[Source data]
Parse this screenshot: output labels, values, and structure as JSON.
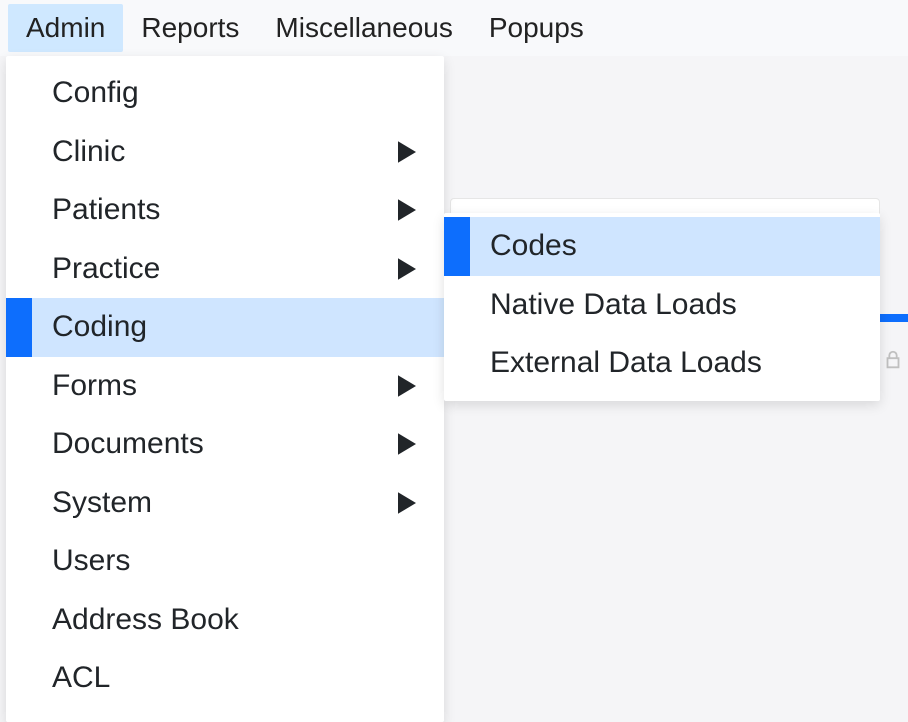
{
  "menubar": {
    "items": [
      {
        "label": "Admin",
        "active": true
      },
      {
        "label": "Reports",
        "active": false
      },
      {
        "label": "Miscellaneous",
        "active": false
      },
      {
        "label": "Popups",
        "active": false
      }
    ]
  },
  "dropdown": {
    "items": [
      {
        "label": "Config",
        "hasSubmenu": false,
        "highlighted": false
      },
      {
        "label": "Clinic",
        "hasSubmenu": true,
        "highlighted": false
      },
      {
        "label": "Patients",
        "hasSubmenu": true,
        "highlighted": false
      },
      {
        "label": "Practice",
        "hasSubmenu": true,
        "highlighted": false
      },
      {
        "label": "Coding",
        "hasSubmenu": true,
        "highlighted": true
      },
      {
        "label": "Forms",
        "hasSubmenu": true,
        "highlighted": false
      },
      {
        "label": "Documents",
        "hasSubmenu": true,
        "highlighted": false
      },
      {
        "label": "System",
        "hasSubmenu": true,
        "highlighted": false
      },
      {
        "label": "Users",
        "hasSubmenu": false,
        "highlighted": false
      },
      {
        "label": "Address Book",
        "hasSubmenu": false,
        "highlighted": false
      },
      {
        "label": "ACL",
        "hasSubmenu": false,
        "highlighted": false
      }
    ]
  },
  "submenu": {
    "items": [
      {
        "label": "Codes",
        "highlighted": true
      },
      {
        "label": "Native Data Loads",
        "highlighted": false
      },
      {
        "label": "External Data Loads",
        "highlighted": false
      }
    ]
  }
}
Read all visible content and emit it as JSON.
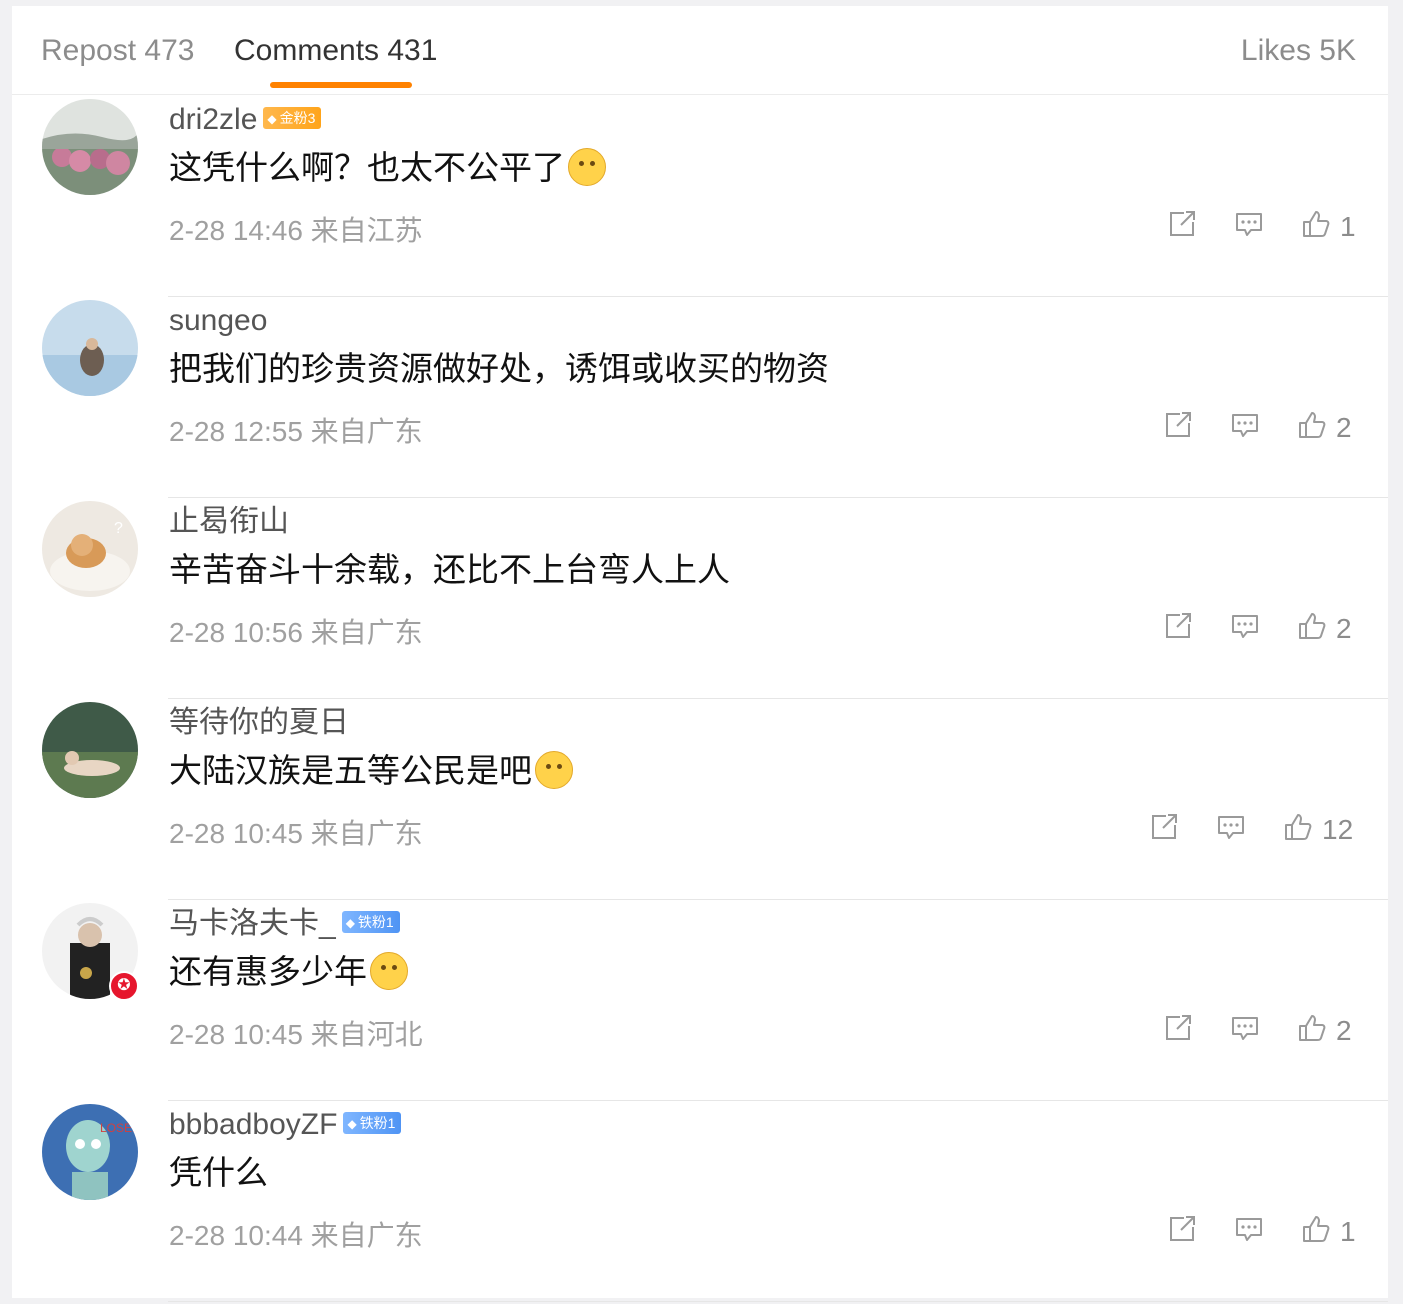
{
  "tabs": {
    "repost": "Repost 473",
    "comments": "Comments 431",
    "likes": "Likes 5K"
  },
  "colors": {
    "accent": "#ff8200",
    "gold_badge": "#ffa41a",
    "iron_badge": "#4f94f4",
    "verified_badge": "#e6162d"
  },
  "comments": [
    {
      "username": "dri2zle",
      "badge": "金粉3",
      "badge_type": "gold",
      "text": "这凭什么啊？也太不公平了",
      "emoji": "face-with-monocle",
      "time": "2-28 14:46",
      "location": "来自江苏",
      "likes": "1"
    },
    {
      "username": "sungeo",
      "text": "把我们的珍贵资源做好处，诱饵或收买的物资",
      "time": "2-28 12:55",
      "location": "来自广东",
      "likes": "2"
    },
    {
      "username": "止曷衔山",
      "text": "辛苦奋斗十余载，还比不上台弯人上人",
      "time": "2-28 10:56",
      "location": "来自广东",
      "likes": "2"
    },
    {
      "username": "等待你的夏日",
      "text": "大陆汉族是五等公民是吧",
      "emoji": "exploding-head",
      "time": "2-28 10:45",
      "location": "来自广东",
      "likes": "12"
    },
    {
      "username": "马卡洛夫卡_",
      "badge": "铁粉1",
      "badge_type": "iron",
      "text": "还有惠多少年",
      "emoji": "face-savoring-food",
      "time": "2-28 10:45",
      "location": "来自河北",
      "likes": "2"
    },
    {
      "username": "bbbadboyZF",
      "badge": "铁粉1",
      "badge_type": "iron",
      "text": "凭什么",
      "time": "2-28 10:44",
      "location": "来自广东",
      "likes": "1"
    }
  ]
}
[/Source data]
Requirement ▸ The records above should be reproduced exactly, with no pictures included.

Solved problem ▸
Parse this screenshot: output labels, values, and structure as JSON.
{
  "menubar": {
    "items": [
      {
        "label": "Admin",
        "active": true
      },
      {
        "label": "Reports",
        "active": false
      },
      {
        "label": "Miscellaneous",
        "active": false
      },
      {
        "label": "Popups",
        "active": false
      }
    ]
  },
  "dropdown": {
    "items": [
      {
        "label": "Config",
        "hasSubmenu": false,
        "highlighted": false
      },
      {
        "label": "Clinic",
        "hasSubmenu": true,
        "highlighted": false
      },
      {
        "label": "Patients",
        "hasSubmenu": true,
        "highlighted": false
      },
      {
        "label": "Practice",
        "hasSubmenu": true,
        "highlighted": false
      },
      {
        "label": "Coding",
        "hasSubmenu": true,
        "highlighted": true
      },
      {
        "label": "Forms",
        "hasSubmenu": true,
        "highlighted": false
      },
      {
        "label": "Documents",
        "hasSubmenu": true,
        "highlighted": false
      },
      {
        "label": "System",
        "hasSubmenu": true,
        "highlighted": false
      },
      {
        "label": "Users",
        "hasSubmenu": false,
        "highlighted": false
      },
      {
        "label": "Address Book",
        "hasSubmenu": false,
        "highlighted": false
      },
      {
        "label": "ACL",
        "hasSubmenu": false,
        "highlighted": false
      }
    ]
  },
  "submenu": {
    "items": [
      {
        "label": "Codes",
        "highlighted": true
      },
      {
        "label": "Native Data Loads",
        "highlighted": false
      },
      {
        "label": "External Data Loads",
        "highlighted": false
      }
    ]
  }
}
Read all visible content and emit it as JSON.
{
  "tabs": {
    "repost": "Repost 473",
    "comments": "Comments 431",
    "likes": "Likes 5K"
  },
  "colors": {
    "accent": "#ff8200",
    "gold_badge": "#ffa41a",
    "iron_badge": "#4f94f4",
    "verified_badge": "#e6162d"
  },
  "comments": [
    {
      "username": "dri2zle",
      "badge": "金粉3",
      "badge_type": "gold",
      "text": "这凭什么啊？也太不公平了",
      "emoji": "face-with-monocle",
      "time": "2-28 14:46",
      "location": "来自江苏",
      "likes": "1"
    },
    {
      "username": "sungeo",
      "text": "把我们的珍贵资源做好处，诱饵或收买的物资",
      "time": "2-28 12:55",
      "location": "来自广东",
      "likes": "2"
    },
    {
      "username": "止曷衔山",
      "text": "辛苦奋斗十余载，还比不上台弯人上人",
      "time": "2-28 10:56",
      "location": "来自广东",
      "likes": "2"
    },
    {
      "username": "等待你的夏日",
      "text": "大陆汉族是五等公民是吧",
      "emoji": "exploding-head",
      "time": "2-28 10:45",
      "location": "来自广东",
      "likes": "12"
    },
    {
      "username": "马卡洛夫卡_",
      "badge": "铁粉1",
      "badge_type": "iron",
      "text": "还有惠多少年",
      "emoji": "face-savoring-food",
      "time": "2-28 10:45",
      "location": "来自河北",
      "likes": "2"
    },
    {
      "username": "bbbadboyZF",
      "badge": "铁粉1",
      "badge_type": "iron",
      "text": "凭什么",
      "time": "2-28 10:44",
      "location": "来自广东",
      "likes": "1"
    }
  ]
}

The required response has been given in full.